▶ What you need to do
Which lines in the listing below contain "value"? Copy each of them.

┌──

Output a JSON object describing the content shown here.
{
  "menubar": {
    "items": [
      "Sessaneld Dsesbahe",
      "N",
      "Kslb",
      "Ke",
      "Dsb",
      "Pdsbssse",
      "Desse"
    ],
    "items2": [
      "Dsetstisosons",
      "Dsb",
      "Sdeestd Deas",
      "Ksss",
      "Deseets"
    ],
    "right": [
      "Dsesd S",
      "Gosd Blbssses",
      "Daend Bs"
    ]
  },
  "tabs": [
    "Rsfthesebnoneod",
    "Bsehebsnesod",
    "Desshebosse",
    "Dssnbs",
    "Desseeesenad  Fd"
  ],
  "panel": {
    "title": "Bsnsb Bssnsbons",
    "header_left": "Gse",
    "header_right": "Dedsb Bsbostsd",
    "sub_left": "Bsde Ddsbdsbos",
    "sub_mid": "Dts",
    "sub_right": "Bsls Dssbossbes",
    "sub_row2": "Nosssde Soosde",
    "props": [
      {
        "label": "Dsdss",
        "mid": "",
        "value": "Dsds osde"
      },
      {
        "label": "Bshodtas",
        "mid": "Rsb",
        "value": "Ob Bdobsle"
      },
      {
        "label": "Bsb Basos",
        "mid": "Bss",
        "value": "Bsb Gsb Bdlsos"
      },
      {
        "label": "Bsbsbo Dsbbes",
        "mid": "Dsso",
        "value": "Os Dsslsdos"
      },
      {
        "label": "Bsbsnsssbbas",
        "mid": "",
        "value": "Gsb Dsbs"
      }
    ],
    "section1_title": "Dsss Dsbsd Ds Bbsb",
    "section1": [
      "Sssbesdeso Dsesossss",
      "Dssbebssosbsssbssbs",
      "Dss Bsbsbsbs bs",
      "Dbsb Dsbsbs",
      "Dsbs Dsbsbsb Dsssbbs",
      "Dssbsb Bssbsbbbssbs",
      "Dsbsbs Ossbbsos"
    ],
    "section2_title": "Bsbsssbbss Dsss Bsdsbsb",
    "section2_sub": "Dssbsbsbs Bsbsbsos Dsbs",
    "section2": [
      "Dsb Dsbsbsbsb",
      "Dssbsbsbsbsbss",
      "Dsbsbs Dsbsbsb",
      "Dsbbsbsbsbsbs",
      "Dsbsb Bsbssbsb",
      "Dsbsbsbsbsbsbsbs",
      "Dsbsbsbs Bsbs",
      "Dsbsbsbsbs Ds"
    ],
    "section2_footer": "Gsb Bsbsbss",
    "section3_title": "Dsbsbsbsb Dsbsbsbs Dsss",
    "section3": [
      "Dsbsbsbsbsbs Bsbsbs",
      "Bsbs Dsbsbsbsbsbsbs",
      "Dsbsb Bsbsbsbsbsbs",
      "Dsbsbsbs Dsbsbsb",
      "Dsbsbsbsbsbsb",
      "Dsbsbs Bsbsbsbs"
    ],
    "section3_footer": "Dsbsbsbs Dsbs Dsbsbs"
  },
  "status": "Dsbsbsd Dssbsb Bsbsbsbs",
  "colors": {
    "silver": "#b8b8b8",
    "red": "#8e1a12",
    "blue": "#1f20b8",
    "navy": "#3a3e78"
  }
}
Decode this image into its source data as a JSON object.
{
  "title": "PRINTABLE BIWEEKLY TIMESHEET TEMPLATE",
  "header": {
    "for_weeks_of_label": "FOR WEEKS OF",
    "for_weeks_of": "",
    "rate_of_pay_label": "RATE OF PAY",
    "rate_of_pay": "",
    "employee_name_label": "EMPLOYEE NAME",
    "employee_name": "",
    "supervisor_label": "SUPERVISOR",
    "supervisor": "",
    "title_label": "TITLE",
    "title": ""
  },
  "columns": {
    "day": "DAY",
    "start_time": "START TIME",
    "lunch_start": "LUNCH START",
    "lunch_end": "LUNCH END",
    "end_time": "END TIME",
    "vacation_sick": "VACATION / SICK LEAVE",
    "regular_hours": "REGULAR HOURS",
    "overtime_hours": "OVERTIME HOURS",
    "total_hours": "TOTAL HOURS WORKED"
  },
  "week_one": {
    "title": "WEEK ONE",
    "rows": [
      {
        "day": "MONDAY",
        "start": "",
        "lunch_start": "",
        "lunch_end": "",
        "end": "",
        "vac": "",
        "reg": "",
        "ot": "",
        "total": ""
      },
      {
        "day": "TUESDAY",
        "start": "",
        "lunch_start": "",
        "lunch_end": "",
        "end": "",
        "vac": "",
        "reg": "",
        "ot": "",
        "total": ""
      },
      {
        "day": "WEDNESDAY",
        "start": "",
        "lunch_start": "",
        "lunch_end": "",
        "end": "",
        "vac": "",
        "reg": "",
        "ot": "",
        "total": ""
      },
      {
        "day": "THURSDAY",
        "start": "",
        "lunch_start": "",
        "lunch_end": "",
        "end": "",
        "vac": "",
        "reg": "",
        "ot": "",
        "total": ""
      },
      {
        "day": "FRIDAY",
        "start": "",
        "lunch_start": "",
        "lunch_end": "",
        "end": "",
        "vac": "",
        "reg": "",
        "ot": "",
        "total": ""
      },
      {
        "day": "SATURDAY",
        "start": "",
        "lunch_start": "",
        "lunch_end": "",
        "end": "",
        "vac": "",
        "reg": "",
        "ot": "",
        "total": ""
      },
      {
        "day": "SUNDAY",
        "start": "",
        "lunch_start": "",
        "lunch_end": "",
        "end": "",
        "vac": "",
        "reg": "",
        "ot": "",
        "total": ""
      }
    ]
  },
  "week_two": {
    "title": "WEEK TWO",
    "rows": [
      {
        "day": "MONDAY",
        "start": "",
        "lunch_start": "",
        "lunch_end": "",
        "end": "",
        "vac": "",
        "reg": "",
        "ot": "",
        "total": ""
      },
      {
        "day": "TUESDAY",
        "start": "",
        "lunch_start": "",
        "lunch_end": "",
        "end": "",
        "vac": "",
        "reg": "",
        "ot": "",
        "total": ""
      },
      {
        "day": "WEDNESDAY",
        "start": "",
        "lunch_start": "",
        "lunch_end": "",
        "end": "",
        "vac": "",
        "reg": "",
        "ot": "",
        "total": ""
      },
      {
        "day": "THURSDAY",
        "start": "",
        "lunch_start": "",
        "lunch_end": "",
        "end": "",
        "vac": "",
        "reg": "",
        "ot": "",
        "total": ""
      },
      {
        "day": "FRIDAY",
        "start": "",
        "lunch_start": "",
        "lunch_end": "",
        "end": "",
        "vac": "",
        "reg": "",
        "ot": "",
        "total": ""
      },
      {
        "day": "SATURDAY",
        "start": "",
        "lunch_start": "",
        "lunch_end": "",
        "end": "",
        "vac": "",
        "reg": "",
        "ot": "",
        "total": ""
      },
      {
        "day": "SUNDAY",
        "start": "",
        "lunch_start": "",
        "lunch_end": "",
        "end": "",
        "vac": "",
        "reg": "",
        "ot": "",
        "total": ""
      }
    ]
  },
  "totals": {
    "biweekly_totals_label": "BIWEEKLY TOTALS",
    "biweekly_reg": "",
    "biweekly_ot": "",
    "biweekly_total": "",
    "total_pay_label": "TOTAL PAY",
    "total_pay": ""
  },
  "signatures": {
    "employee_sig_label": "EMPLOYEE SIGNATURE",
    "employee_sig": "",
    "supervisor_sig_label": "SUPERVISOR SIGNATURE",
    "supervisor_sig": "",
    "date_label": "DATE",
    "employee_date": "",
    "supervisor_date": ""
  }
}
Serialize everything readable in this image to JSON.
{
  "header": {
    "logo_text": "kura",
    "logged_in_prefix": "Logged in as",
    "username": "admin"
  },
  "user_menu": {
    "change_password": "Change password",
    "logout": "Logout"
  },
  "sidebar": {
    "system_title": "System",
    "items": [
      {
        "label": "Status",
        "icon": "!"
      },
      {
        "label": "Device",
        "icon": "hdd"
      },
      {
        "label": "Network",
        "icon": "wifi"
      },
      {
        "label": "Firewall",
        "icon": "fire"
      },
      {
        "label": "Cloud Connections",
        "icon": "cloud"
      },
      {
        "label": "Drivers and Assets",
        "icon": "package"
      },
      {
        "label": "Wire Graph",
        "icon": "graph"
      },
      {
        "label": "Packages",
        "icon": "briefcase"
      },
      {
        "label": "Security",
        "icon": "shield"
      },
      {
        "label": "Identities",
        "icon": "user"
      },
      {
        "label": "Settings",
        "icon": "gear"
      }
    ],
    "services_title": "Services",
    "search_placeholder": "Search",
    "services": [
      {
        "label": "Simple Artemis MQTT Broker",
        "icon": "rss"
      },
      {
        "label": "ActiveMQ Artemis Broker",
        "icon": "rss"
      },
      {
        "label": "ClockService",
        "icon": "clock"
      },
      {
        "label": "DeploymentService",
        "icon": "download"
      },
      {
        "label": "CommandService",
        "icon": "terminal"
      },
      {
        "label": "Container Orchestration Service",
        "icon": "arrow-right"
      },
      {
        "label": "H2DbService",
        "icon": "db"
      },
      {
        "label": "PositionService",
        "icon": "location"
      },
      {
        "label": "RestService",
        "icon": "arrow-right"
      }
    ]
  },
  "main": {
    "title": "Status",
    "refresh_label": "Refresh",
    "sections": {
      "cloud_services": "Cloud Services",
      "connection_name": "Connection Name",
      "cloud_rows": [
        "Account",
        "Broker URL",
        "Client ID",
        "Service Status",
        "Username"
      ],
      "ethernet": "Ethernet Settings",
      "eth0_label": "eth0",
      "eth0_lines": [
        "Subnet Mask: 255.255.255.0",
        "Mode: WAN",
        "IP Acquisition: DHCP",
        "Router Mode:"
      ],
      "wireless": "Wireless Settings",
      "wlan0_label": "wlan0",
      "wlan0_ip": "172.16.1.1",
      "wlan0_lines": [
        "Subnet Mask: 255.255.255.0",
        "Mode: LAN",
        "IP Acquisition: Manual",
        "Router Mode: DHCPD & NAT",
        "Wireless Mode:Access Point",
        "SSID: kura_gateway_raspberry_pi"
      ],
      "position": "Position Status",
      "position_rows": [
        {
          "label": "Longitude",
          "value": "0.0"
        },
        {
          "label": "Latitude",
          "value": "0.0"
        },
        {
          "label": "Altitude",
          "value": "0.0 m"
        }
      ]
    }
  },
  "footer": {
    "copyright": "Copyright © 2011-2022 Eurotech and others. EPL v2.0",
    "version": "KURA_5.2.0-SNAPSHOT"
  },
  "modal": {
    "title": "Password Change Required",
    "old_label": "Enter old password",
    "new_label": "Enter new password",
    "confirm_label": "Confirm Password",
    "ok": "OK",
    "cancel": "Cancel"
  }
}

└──

▶ Exercise solution
        "value": "Dsds osde"
        "value": "Ob Bdobsle"
        "value": "Bsb Gsb Bdlsos"
        "value": "Os Dsslsdos"
        "value": "Gsb Dsbs"
          "value": "0.0"
          "value": "0.0"
          "value": "0.0 m"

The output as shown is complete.